Nichols, Tom. The Death of Expertise: The Campaign Against Established Knowledge and Why it Matters (p. 41). Oxford University Press. Kindle Edition.
“All of this interaction is doing little to loosen the attachment of laypeople to misinformation. In fact, the problem may be worse than we think. When confronted by hard evidence that they’re wrong, some people will simply double-down on their original assertion rather than accept their error. This is the “backfire effect,” in which people redouble their efforts to keep their own internal narrative consistent, no matter how clear the indications that they’re wrong.”
Nichols, Tom. The Death of Expertise: The Campaign Against Established Knowledge and Why it Matters (p. 131). Oxford University Press. Kindle Edition.
Nichols believes that the “death of expertise” has marginalized so called experts, giving rise to a tower of babel on important issues. While he takes pains to qualify his desire for “experts” to be given the deference and respect that their expertise warrants, and acknowledges that the experts have proven disastrously wrong on many occasions his presentation can be grating, and at times come off as more of a rant. Despite that mild criticism I think he makes some prescient points, and brings some “reason” to the discussion.

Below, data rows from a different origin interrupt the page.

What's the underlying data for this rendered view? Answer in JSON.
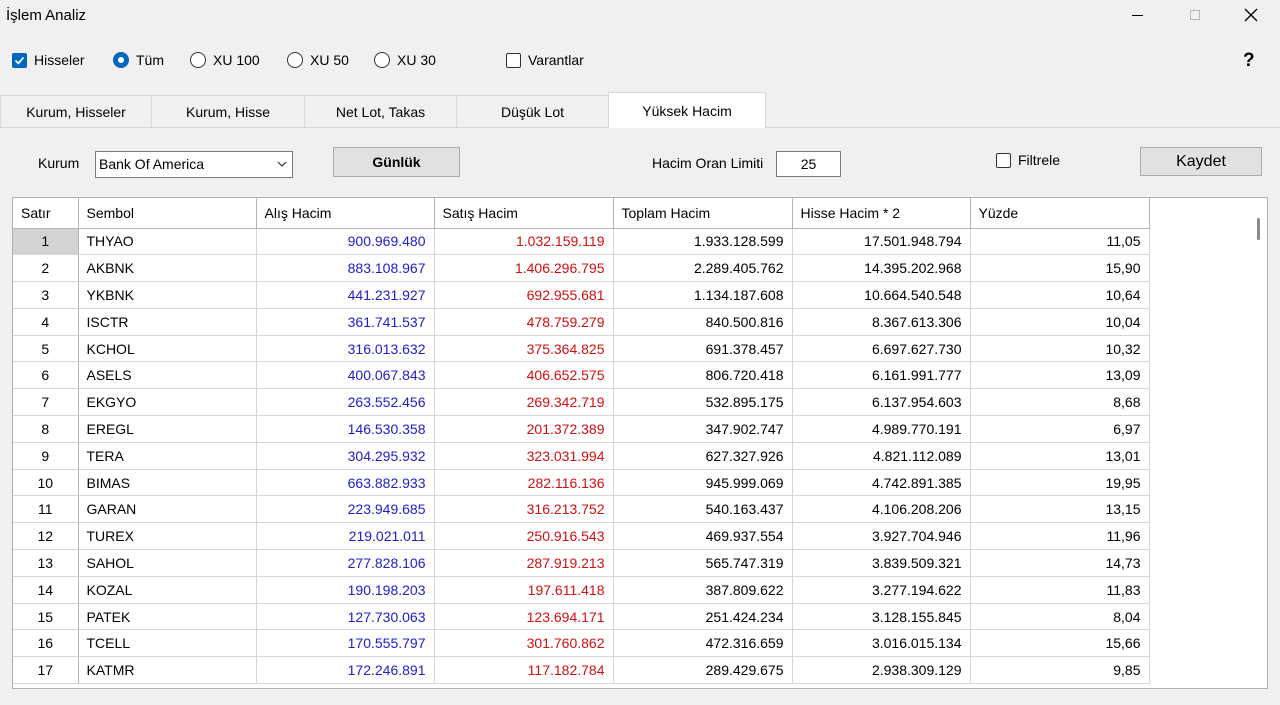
{
  "window": {
    "title": "İşlem Analiz"
  },
  "options": {
    "hisseler": {
      "label": "Hisseler",
      "checked": true
    },
    "radios": [
      {
        "label": "Tüm",
        "selected": true
      },
      {
        "label": "XU 100",
        "selected": false
      },
      {
        "label": "XU 50",
        "selected": false
      },
      {
        "label": "XU 30",
        "selected": false
      }
    ],
    "varantlar": {
      "label": "Varantlar",
      "checked": false
    },
    "help": "?"
  },
  "tabs": [
    {
      "label": "Kurum, Hisseler",
      "active": false
    },
    {
      "label": "Kurum, Hisse",
      "active": false
    },
    {
      "label": "Net Lot, Takas",
      "active": false
    },
    {
      "label": "Düşük Lot",
      "active": false
    },
    {
      "label": "Yüksek Hacim",
      "active": true
    }
  ],
  "filter": {
    "kurum_label": "Kurum",
    "kurum_value": "Bank Of America",
    "gunluk_button": "Günlük",
    "hacim_oran_label": "Hacim Oran Limiti",
    "hacim_oran_value": "25",
    "filtrele_label": "Filtrele",
    "filtrele_checked": false,
    "kaydet_button": "Kaydet"
  },
  "table": {
    "columns": [
      "Satır",
      "Sembol",
      "Alış Hacim",
      "Satış Hacim",
      "Toplam Hacim",
      "Hisse Hacim * 2",
      "Yüzde"
    ],
    "rows": [
      [
        "1",
        "THYAO",
        "900.969.480",
        "1.032.159.119",
        "1.933.128.599",
        "17.501.948.794",
        "11,05"
      ],
      [
        "2",
        "AKBNK",
        "883.108.967",
        "1.406.296.795",
        "2.289.405.762",
        "14.395.202.968",
        "15,90"
      ],
      [
        "3",
        "YKBNK",
        "441.231.927",
        "692.955.681",
        "1.134.187.608",
        "10.664.540.548",
        "10,64"
      ],
      [
        "4",
        "ISCTR",
        "361.741.537",
        "478.759.279",
        "840.500.816",
        "8.367.613.306",
        "10,04"
      ],
      [
        "5",
        "KCHOL",
        "316.013.632",
        "375.364.825",
        "691.378.457",
        "6.697.627.730",
        "10,32"
      ],
      [
        "6",
        "ASELS",
        "400.067.843",
        "406.652.575",
        "806.720.418",
        "6.161.991.777",
        "13,09"
      ],
      [
        "7",
        "EKGYO",
        "263.552.456",
        "269.342.719",
        "532.895.175",
        "6.137.954.603",
        "8,68"
      ],
      [
        "8",
        "EREGL",
        "146.530.358",
        "201.372.389",
        "347.902.747",
        "4.989.770.191",
        "6,97"
      ],
      [
        "9",
        "TERA",
        "304.295.932",
        "323.031.994",
        "627.327.926",
        "4.821.112.089",
        "13,01"
      ],
      [
        "10",
        "BIMAS",
        "663.882.933",
        "282.116.136",
        "945.999.069",
        "4.742.891.385",
        "19,95"
      ],
      [
        "11",
        "GARAN",
        "223.949.685",
        "316.213.752",
        "540.163.437",
        "4.106.208.206",
        "13,15"
      ],
      [
        "12",
        "TUREX",
        "219.021.011",
        "250.916.543",
        "469.937.554",
        "3.927.704.946",
        "11,96"
      ],
      [
        "13",
        "SAHOL",
        "277.828.106",
        "287.919.213",
        "565.747.319",
        "3.839.509.321",
        "14,73"
      ],
      [
        "14",
        "KOZAL",
        "190.198.203",
        "197.611.418",
        "387.809.622",
        "3.277.194.622",
        "11,83"
      ],
      [
        "15",
        "PATEK",
        "127.730.063",
        "123.694.171",
        "251.424.234",
        "3.128.155.845",
        "8,04"
      ],
      [
        "16",
        "TCELL",
        "170.555.797",
        "301.760.862",
        "472.316.659",
        "3.016.015.134",
        "15,66"
      ],
      [
        "17",
        "KATMR",
        "172.246.891",
        "117.182.784",
        "289.429.675",
        "2.938.309.129",
        "9,85"
      ]
    ]
  },
  "colors": {
    "buy": "#2020c8",
    "sell": "#d01010",
    "accent": "#0067c0"
  }
}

Maybe past discussions were this acrimonious, and we are all just exaggerating the “death of expertise” and the aversion to rationality in politics. I think not, but anti-intellectualism has always been a strong strain in American life. Although Nichols covers expert errors the disastrous results in Vietnam and the epic mistake made in invading Iraq have contributed greatly to popular distrust of “experts.”

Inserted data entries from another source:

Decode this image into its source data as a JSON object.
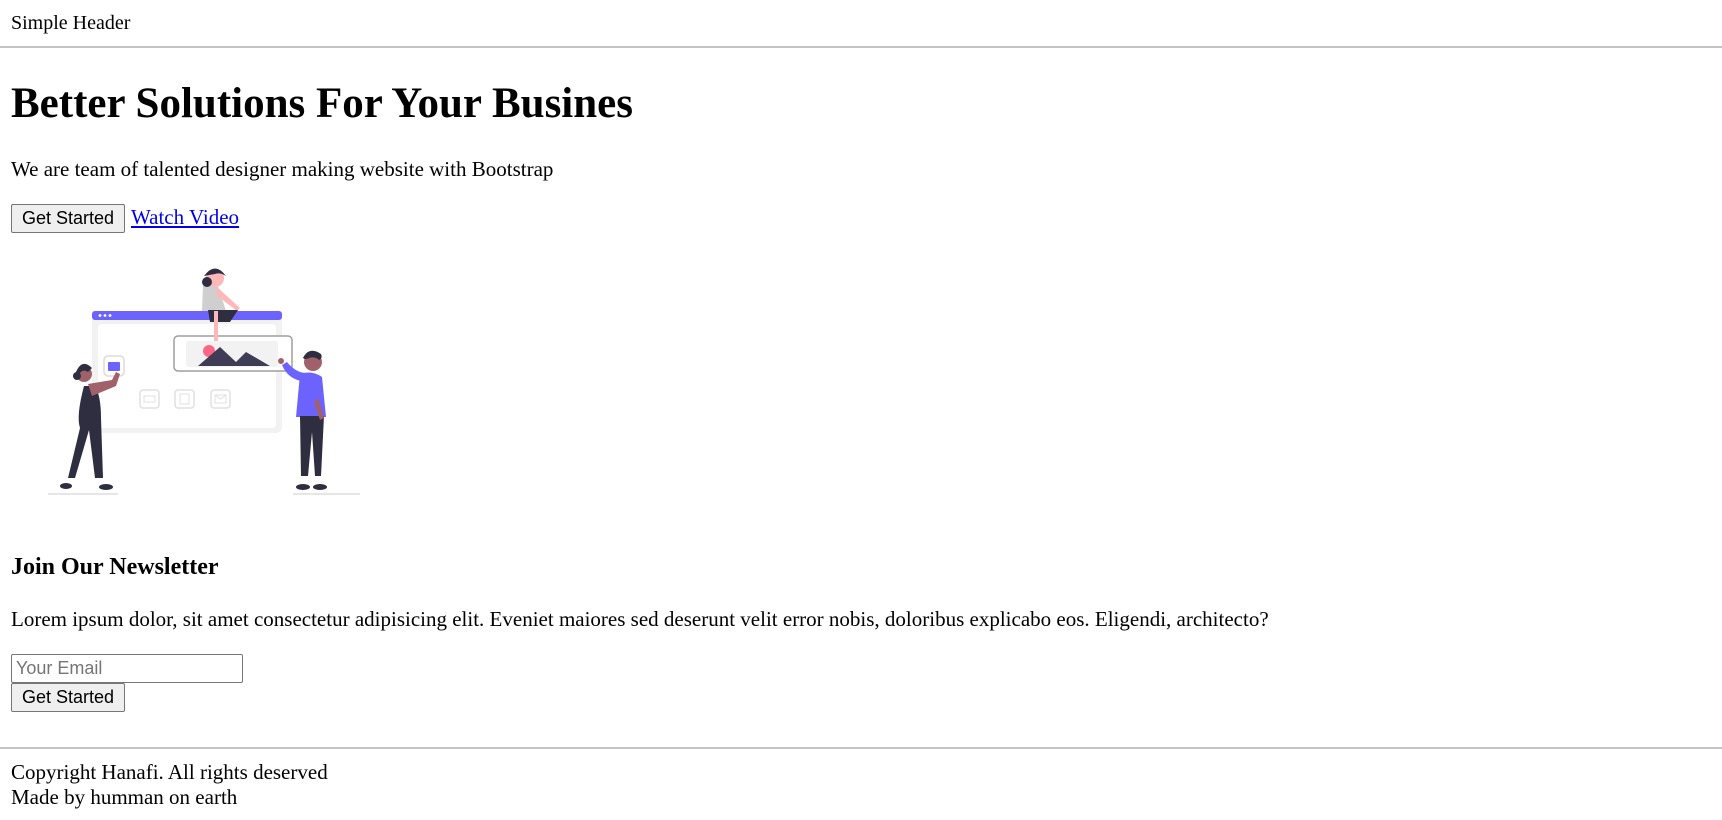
{
  "header": {
    "title": "Simple Header"
  },
  "hero": {
    "title": "Better Solutions For Your Busines",
    "subtitle": "We are team of talented designer making website with Bootstrap",
    "primary_button": "Get Started",
    "secondary_link": "Watch Video",
    "illustration": {
      "icon": "team-collaboration-illustration",
      "accent_color": "#6c63ff",
      "highlight_color": "#ff6584"
    }
  },
  "newsletter": {
    "title": "Join Our Newsletter",
    "text": "Lorem ipsum dolor, sit amet consectetur adipisicing elit. Eveniet maiores sed deserunt velit error nobis, doloribus explicabo eos. Eligendi, architecto?",
    "email_placeholder": "Your Email",
    "email_value": "",
    "button": "Get Started"
  },
  "footer": {
    "copyright": "Copyright Hanafi. All rights deserved",
    "made_by": "Made by humman on earth"
  }
}
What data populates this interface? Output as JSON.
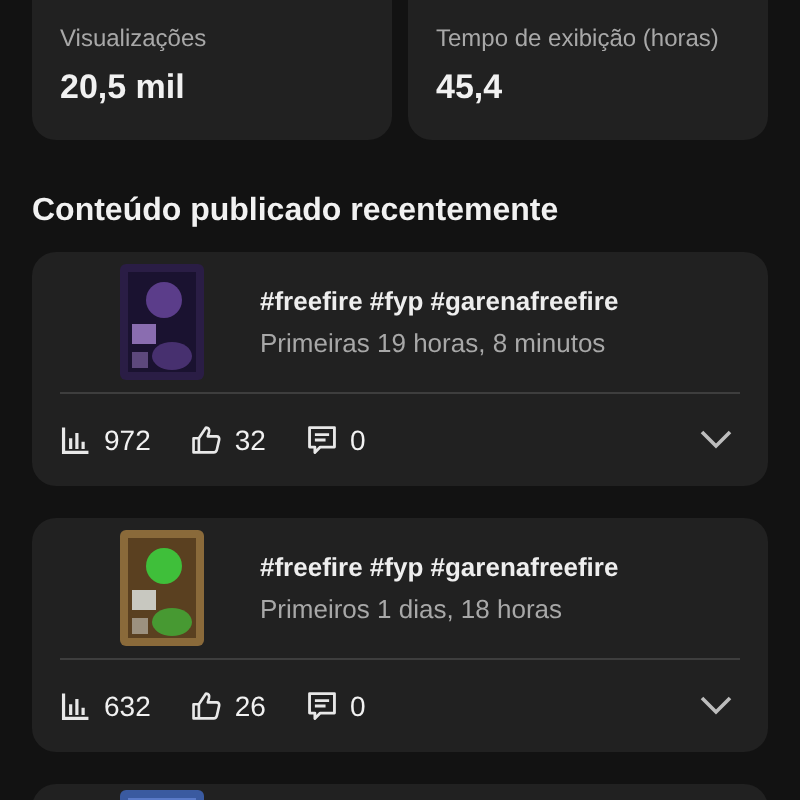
{
  "stats": [
    {
      "label": "Visualizações",
      "value": "20,5 mil"
    },
    {
      "label": "Tempo de exibição (horas)",
      "value": "45,4"
    }
  ],
  "section_title": "Conteúdo publicado recentemente",
  "posts": [
    {
      "title": "#freefire #fyp #garenafreefire",
      "subtitle": "Primeiras 19 horas, 8 minutos",
      "views": "972",
      "likes": "32",
      "comments": "0"
    },
    {
      "title": "#freefire #fyp #garenafreefire",
      "subtitle": "Primeiros 1 dias, 18 horas",
      "views": "632",
      "likes": "26",
      "comments": "0"
    }
  ]
}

The Iraq war, for me, highlights the role tribalism plays in the positions that people take. I have many friends that supported the war in the strongest of terms, even after the disaster was apparent. Without any knowledge of the region, the history, or the religious issues involved I received many lectures from these people about the war being the “right thing to do,” and impugning the patriotism of those who opposed it. Many of those same people now support President Trump, and have, within the warm confines of the Trump criticism of President Bush and the Iraq invasion, changed their position on the war. Many have expressed shock at, and blamed President Obama for, the expansion of Iranian influence in Iraq, forgetting that they laughed off the potential for Iran expanding its regional influence as a result of the U.S. invasion. As long as tribalism trumps rationality those discussions are difficult, and in many cases simply not worth having.

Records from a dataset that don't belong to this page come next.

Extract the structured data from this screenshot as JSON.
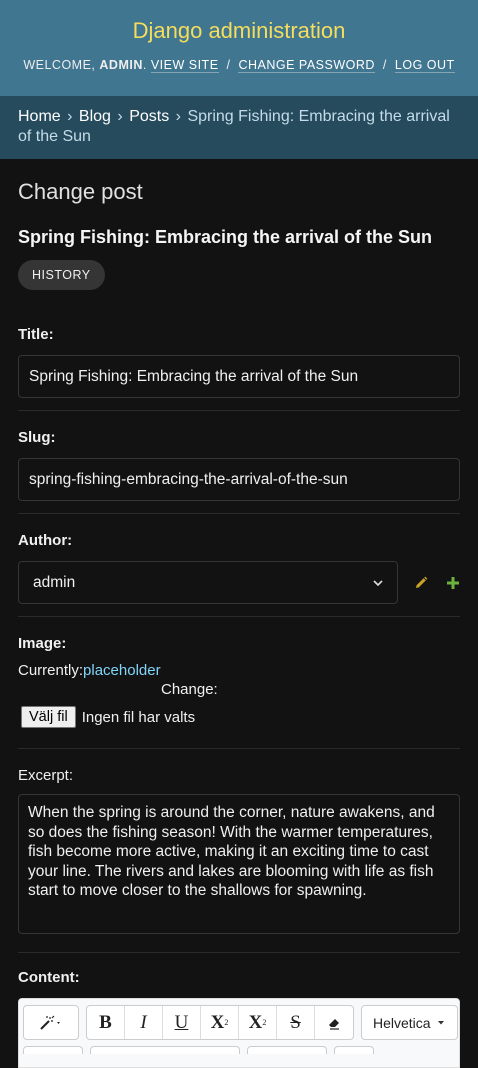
{
  "header": {
    "site_name": "Django administration",
    "welcome": "Welcome,",
    "username": "admin",
    "view_site": "View site",
    "change_password": "Change password",
    "log_out": "Log out",
    "separator": "/"
  },
  "breadcrumbs": {
    "home": "Home",
    "app": "Blog",
    "model": "Posts",
    "current": "Spring Fishing: Embracing the arrival of the Sun",
    "arrow": "›"
  },
  "page": {
    "title": "Change post",
    "object_title": "Spring Fishing: Embracing the arrival of the Sun",
    "history_button": "History"
  },
  "form": {
    "title": {
      "label": "Title:",
      "value": "Spring Fishing: Embracing the arrival of the Sun"
    },
    "slug": {
      "label": "Slug:",
      "value": "spring-fishing-embracing-the-arrival-of-the-sun"
    },
    "author": {
      "label": "Author:",
      "selected": "admin"
    },
    "image": {
      "label": "Image:",
      "currently_label": "Currently:",
      "current_file": "placeholder",
      "change_label": "Change:",
      "choose_button": "Välj fil",
      "no_file": "Ingen fil har valts"
    },
    "excerpt": {
      "label": "Excerpt:",
      "value": "When the spring is around the corner, nature awakens, and so does the fishing season! With the warmer temperatures, fish become more active, making it an exciting time to cast your line. The rivers and lakes are blooming with life as fish start to move closer to the shallows for spawning."
    },
    "content": {
      "label": "Content:",
      "toolbar": {
        "bold": "B",
        "italic": "I",
        "underline": "U",
        "superscript": "X",
        "subscript": "X",
        "strikethrough": "S",
        "font_name": "Helvetica"
      }
    }
  },
  "colors": {
    "header_bg": "#417690",
    "breadcrumb_bg": "#264b5d",
    "brand_yellow": "#f5dd5d",
    "body_bg": "#121212",
    "link_blue": "#81d4fa",
    "edit_icon": "#c9a227",
    "add_icon": "#6cb33e"
  }
}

Nichols expanded the original federalist article to create this book, and though you may take issue with how he presents, and with some of the arguments he makes, I recommend the book. Nichols not only brings forward some interesting concepts, but does so in a very entertaining fashion. I have to say that while I disagree with many of his social media observations I follow his twitter feed @radiofreetom and enjoy that very much as well.